Last week I was invited to chair the panel discussion at the Digital Health Forum of the Berlin Institute of Health. The keynote was a joint presentation by Michelle Livne, the CTO of recently founded ai4health, and Kerstin Ritter, a junior professor at Charité Berlin.
During the panel discussion we got into one of the more common topics here in German tech circles. When will regulations allow us to deliver a product? In this case the electronic health record.
There is a plan, supported by many, which would oblige all doctors to use interoperable electronic health records. Moreover, access to this EHR would be controlled by the patient. So if you have an accident while on holidays, then the local emergency room will have access to your health records (should you grant them that access). And, when you get back home, the images, diagnoses and treatments, which you received following your accident will be immediately available to your personal doctors.
I asked the question, of Prof Sylvia Thun, “When will we finally have this system?” The response was more dispiriting than I could ever have imagined. Let me paraphrase it as follows; my understanding, now, is that 10 years from now we can expect that we will at least have a working internal system, within individual hospitals, etc.
I am not in the mood to explore why this is so disappointing. Nor do I wish to weigh in on how this means we will ultimately be buyers of a complete solution from outside the country, once a meaningful system becomes dominant elsewhere. I don’t even want to discuss how much this will hold back worthwhile medical research.
There is a very good reason why Germans do not want centralised medical health records. Britain is rushing towards such a system at present. But Germany has the experience of the 1930s, when the equivalent records of the time were used to compile lists of people of Jewish, or similarly unacceptable, origin.
I think it’s great that Germans don’t want to repeat the mistakes of the past. But what about a bit of creative thinking? No, I’m not advocating doing an end-run around the rules. I’m suggesting seeing the German perspective as a strength rather than a limitation.
Why is Germany not pouring money and effort into attempts to develop a privacy preserving electronic health record?
I believe that the record will happen. Furthermore, I believe that it will be a huge boon to public health. It will aid in medical research. And, having read recently Black Box Thinking, which advocates an airline accident investigation approach to error, it will improve individual medical outcomes.

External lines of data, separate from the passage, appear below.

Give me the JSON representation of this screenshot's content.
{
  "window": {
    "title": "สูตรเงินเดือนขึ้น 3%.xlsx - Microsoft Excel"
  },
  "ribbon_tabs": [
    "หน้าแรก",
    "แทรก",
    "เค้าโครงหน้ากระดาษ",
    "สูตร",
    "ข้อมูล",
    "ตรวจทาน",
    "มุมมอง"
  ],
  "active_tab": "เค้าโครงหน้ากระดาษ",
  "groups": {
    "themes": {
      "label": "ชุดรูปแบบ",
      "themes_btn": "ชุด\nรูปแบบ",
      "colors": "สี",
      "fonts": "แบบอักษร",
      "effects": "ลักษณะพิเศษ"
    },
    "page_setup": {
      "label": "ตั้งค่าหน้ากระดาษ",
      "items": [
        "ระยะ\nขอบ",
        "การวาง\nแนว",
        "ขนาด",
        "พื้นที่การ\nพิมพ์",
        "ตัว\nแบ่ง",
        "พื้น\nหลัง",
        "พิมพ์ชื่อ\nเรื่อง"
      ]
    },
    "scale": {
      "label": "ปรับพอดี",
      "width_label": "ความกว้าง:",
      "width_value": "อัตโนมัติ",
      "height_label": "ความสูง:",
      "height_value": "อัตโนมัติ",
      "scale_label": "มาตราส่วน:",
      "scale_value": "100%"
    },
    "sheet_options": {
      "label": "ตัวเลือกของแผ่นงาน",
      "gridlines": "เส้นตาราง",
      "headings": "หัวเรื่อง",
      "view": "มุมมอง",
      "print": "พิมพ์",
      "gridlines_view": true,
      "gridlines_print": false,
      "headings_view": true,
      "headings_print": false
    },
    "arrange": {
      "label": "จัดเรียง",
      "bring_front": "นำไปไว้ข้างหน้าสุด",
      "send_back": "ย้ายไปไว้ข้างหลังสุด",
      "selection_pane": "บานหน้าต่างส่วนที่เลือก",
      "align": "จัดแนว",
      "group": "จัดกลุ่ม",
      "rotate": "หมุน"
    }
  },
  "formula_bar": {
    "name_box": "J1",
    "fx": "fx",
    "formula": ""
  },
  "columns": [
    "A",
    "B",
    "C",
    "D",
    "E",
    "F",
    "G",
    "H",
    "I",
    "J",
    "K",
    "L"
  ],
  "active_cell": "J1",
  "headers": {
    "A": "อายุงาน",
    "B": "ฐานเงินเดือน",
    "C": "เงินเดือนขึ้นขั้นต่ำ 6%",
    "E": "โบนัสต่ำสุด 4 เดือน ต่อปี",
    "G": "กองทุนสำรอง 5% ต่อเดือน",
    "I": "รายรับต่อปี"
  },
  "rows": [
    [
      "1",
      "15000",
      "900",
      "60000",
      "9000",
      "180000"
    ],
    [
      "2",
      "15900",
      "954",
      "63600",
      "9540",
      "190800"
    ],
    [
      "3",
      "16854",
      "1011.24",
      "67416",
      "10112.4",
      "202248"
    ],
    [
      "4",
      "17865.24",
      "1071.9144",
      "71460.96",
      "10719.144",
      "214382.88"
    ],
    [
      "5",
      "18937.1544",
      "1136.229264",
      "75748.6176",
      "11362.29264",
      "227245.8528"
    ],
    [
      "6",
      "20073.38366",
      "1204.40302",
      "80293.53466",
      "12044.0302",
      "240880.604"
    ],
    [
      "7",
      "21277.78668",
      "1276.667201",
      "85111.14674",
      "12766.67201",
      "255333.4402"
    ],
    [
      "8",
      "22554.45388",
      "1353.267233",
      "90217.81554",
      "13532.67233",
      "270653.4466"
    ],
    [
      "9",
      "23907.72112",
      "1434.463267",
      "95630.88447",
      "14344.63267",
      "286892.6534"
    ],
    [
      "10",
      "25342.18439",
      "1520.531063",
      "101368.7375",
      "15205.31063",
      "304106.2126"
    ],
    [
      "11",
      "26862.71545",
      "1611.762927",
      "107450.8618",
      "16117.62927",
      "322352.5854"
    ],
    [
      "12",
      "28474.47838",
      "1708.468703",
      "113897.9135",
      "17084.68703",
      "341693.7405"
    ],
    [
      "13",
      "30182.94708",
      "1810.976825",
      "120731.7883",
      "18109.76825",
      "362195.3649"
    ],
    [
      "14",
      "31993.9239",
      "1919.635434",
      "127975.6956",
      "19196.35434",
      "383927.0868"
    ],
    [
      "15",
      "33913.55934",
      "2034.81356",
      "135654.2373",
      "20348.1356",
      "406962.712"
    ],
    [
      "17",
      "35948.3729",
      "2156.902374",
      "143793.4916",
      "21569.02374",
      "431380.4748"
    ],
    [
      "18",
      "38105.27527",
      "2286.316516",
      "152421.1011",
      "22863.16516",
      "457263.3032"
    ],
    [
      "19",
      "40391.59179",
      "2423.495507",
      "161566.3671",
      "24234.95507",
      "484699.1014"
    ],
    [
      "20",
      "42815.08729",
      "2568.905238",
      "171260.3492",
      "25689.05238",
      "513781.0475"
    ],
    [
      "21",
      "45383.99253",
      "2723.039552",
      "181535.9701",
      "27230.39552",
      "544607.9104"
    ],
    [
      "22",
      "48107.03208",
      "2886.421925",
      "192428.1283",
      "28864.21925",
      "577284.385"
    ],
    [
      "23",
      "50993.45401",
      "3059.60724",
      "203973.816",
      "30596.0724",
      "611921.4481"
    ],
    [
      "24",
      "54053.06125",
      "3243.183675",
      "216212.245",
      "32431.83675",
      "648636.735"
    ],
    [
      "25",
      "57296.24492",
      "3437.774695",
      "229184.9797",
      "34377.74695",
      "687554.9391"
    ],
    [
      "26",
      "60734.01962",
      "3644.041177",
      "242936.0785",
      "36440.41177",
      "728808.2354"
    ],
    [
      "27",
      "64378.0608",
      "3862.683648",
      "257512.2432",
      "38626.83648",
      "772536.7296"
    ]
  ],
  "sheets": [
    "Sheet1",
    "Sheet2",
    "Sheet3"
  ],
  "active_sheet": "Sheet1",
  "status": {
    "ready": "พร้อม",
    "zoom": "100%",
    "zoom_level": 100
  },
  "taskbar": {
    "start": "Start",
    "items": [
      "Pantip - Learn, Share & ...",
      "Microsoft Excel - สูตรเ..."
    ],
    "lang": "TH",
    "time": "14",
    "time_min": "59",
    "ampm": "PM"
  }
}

So what’s the problem? We don’t want it to be easy to compile a central list of citizens and their underlying medical data. Let’s start with encryption. Let’s look at approaches to encryption where there are two alternative decryption keys (tough on a mathematical level – but interesting research – but just having two copies would work just as well, and provide a bonus of preventing post-hoc tampering). The doctor has his copy, which is encrypted using his key, and has full access to it. The patient has their key, they can use this to authorise decryption of a copy of their data on a case-by-case basis.
The biggest complaint about my suggestion will be that you can always force people to hand over their keys and thus compile the central database. I’m sorry, but you can force all of the doctors to send in their data right now anyway!
Feel free to comment below about the company, that I haven’t heard about, which is currently developing this solution. Great, I applaud them! But seriously, that’s not the point of this post. There is always a company, that I haven’t heard about, which is developing a solution which has the potential to solve all of the world’s problems. My point is that this should be the national strategy. Rather than going in circles politically, trying to overcome a very reasonable national trait, there is a more entrepreneurial approach which could deliver a technology that most of the world doesn’t know yet that it needs.